4. If you haven’t already done so, clean up all of last year’s growth on your perennials. Plants such as daylilies will benefit from such a clean up.
5. This is a good time to select and plant azaleas, camellias and rhododendrons while they are in bloom. They grow slowly, so look for a pleasing form and leaves as well as for pretty blooms.
6. Camellias are in full bloom now, and it is important to keep the old blooms cleaned up. Blossom blight can be a problem next fall if the old blooms are allowed to stay.
7. Fertilize spring-blooming bulbs as the foliage emerges. Cut off the heads of tulips that have already bloomed and are starting to fade. It is not necessary to remove the fading blooms of other bulbs.
8. If your plants have been damaged by frost, it is best to leave the damaged portions on the plant. When new growth begins on other parts of the plant, it is safe to prune off the damaged section.
9. Bare-root strawberries are sold this month and they should be planted as early as possible in the spring. Read more about growing and caring for strawberries at http://ipm.ucanr.edu/PMG/GARDEN/FRUIT/strawberries.html
10. Now is the time to start some summer vegetable plants indoors from seeds.

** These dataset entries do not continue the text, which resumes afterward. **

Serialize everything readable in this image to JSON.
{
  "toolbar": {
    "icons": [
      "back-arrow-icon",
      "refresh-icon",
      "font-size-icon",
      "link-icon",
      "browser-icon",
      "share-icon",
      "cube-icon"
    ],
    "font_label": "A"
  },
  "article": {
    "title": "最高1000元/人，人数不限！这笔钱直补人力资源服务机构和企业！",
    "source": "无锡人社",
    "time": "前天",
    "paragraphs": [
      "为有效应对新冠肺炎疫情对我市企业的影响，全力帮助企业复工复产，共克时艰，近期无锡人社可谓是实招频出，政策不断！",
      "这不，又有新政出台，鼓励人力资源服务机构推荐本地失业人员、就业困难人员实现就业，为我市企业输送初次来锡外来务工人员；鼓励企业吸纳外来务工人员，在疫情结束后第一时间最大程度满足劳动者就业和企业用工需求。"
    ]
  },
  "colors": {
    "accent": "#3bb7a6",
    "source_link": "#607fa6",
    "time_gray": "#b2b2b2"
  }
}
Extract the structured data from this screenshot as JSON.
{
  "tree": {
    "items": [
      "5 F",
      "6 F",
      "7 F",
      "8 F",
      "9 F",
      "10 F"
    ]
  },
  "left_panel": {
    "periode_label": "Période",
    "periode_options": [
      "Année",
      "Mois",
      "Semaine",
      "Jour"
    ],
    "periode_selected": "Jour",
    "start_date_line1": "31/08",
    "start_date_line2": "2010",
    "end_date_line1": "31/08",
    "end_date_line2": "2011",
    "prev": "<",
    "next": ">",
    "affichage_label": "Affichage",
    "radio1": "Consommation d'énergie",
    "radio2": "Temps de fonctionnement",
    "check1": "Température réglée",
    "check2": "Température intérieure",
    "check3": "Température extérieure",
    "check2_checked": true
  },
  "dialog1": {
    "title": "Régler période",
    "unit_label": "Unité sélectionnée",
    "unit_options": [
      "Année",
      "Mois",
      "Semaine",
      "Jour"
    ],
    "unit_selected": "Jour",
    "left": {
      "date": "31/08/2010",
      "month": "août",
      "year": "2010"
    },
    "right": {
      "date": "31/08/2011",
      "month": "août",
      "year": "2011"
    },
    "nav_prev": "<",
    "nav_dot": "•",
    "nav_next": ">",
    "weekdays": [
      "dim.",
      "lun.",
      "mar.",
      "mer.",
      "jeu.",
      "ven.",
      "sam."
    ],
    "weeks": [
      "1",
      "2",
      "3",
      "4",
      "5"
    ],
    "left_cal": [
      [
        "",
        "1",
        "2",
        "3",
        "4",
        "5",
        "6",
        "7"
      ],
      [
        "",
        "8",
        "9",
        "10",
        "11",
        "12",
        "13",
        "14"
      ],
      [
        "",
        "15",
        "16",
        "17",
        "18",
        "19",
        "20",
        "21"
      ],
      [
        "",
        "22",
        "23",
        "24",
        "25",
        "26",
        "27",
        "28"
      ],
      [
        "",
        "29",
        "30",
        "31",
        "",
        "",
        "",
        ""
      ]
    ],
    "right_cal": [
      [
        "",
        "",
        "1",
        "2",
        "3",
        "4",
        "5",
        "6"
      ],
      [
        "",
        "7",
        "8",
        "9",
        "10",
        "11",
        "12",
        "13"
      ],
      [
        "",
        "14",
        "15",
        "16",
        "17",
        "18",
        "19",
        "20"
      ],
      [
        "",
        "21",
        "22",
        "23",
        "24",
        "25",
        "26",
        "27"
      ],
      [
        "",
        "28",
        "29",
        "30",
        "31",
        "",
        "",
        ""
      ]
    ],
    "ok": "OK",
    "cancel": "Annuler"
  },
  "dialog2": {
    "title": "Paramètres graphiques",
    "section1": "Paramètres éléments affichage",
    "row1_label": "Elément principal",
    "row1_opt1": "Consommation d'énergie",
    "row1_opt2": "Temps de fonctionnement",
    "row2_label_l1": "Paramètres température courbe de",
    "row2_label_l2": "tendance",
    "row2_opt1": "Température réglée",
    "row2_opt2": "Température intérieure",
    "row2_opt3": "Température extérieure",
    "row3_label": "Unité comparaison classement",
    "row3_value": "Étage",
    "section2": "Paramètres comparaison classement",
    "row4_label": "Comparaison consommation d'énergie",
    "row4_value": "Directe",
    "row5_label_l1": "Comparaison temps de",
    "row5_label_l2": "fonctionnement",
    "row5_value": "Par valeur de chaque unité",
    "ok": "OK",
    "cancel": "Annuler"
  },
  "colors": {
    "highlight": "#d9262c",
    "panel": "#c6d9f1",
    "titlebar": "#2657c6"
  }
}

Sow tomato, eggplant and pepper seeds indoors to get a head start on the growing season.
11. Seedlings of plants that like cool weather such as broccoli, cabbage, cauliflower, lettuce, green onions, spinach and peas can be set out now.
For more information, contact the UC Glenn County Master Gardeners' Plant Clinic on Wednesday afternoon from 2 p.m.-4 p.m. in the UC Cooperative Extension Office; call 865-1107; or email email@example.com or submit a question on our website at http://ucanr.edu/sites/glennmg/.